In fact, this consideration is the subject of dispute between the Poskim, many of whom rule that, where a captive’s life is in danger, exorbitant demands for his release should not be met, so as not to endanger the lives of many others in the future. We will discuss this issue further in our final column on this subject.
Another answer suggested by Tosafot and other Poskim is that the Rabbis’ restriction does not apply to the redemption of outstanding Torah scholars or people who have the potential to be of this caliber. It is possible to argue that the distinction made here is not arbitrary: for if only Torah scholars are redeemed for greater than their worth no security risk is thereby created for others (only a small number of Torah scholars exist and the kidnappers are generally unaware of their identity). However, this suggestion is not without difficulties as it effectively discriminates, at the end of the day, between different human beings on the basis of their intellects. Having said that, the following two points are worth noting:
1. Prof. A. Shternberg, who researched this exception in Middle Eastern Jewish communities and examined its practical application from the Middle Ages down to the conquest of North Africa by Napoleon, proves that Jewish communities tended to ransom their captives for even more than their true worth where necessary. In his opinion, “A person’s suffering and the conditions of his captivity assumed primary significance on the community’s list of considerations to pay out large sums, and not merely his intellectual standing.” From this it follows that “if it is permissible to pay any price for redeeming any Jew, the special standing of the Talmid Chacham is no longer relevant.”
2. The story of R. Meir of Rotenberg [the Maharam] cited on p. 1 serves as proof of the fact that even a great Torah scholar ought not to be redeemed at any cost. According to the testimony of the Maharshal, R. Shlomo Luria (Yam Shel Shlomo, Gittin 4:66), R. Meir was “an outstanding Talmid Chacham, whose learning and piety was matched by none other in his generation, such that it was permissible to expend all the money in the world to redeem him.” The Maharshal continues: “R. Meir was certainly concerned that if the community were to redeem him, all rulers would make it their mission to capture and hold to ransom the outstanding Torah scholars of their generation, such that all the money in the Diaspora would be insufficient to redeem them, and in this manner the Torah would be lost to the Jewish world. Therefore, the pious Maharam ruled: Better for a little extra wisdom to be lost from Israel than for the wisdom of the Torah itself to be lost. And the proof that this worked can be seen from the fact that the kidnapping of scholars ceased after this incident.”
“Whatever a man has he would give up for his life”

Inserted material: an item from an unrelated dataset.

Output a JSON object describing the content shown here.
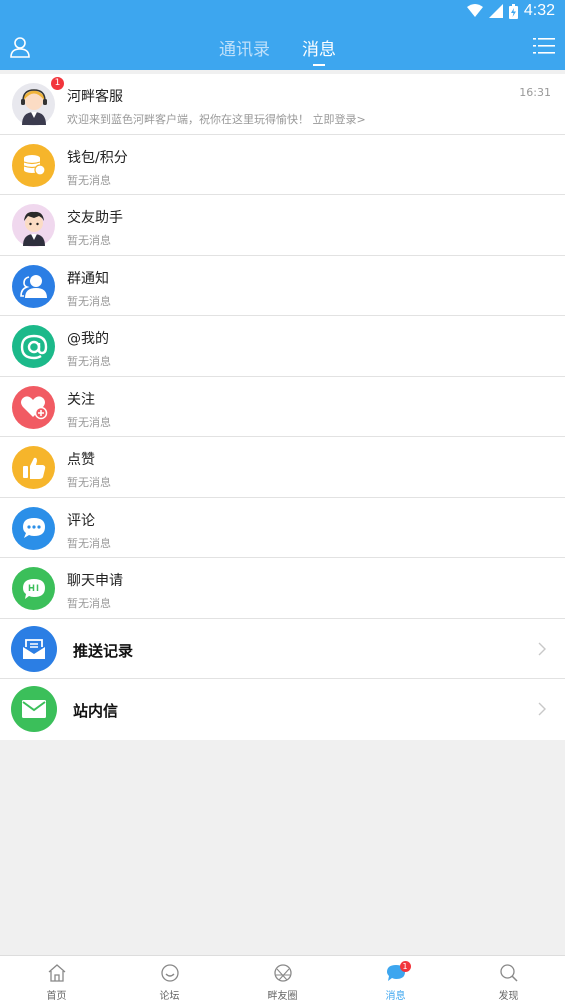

One final exception to the Rabbis’ enactment, to which we shall return in our next column on this subject, is based on a Gemara in Ketubot 52a. The Gemara there states: “Where a man’s wife is captured, and the captors demand 10 times her value, he has an obligation to redeem her…” However, the question is asked: if the prohibition against redeeming captives for greater than their value applies also to the individual, and not only on the public purse, how could the Rabbis have obligated a husband to redeem his wife for greater than her value?! Tosafot (ibid. s.v. vehayu mevakshin) offer an extremely interesting answer to this quandary: “Even according to the security consideration, the Rabbis did not prohibit a person from redeeming himself for more than his worth, as the verse states (Iyov 2:4): Skin for the sake of skin! Whatever a man has he would give up for his life! – and here a person’s wife is like himself.”
In other words, the Rabbis did not see fit to make an enactment which would have the effect of restricting a person’s natural instinct for survival. No restriction is therefore placed on a person’s right to redeem himself.
Next Column: Prisoner Exchanges in the Modern State of Israel.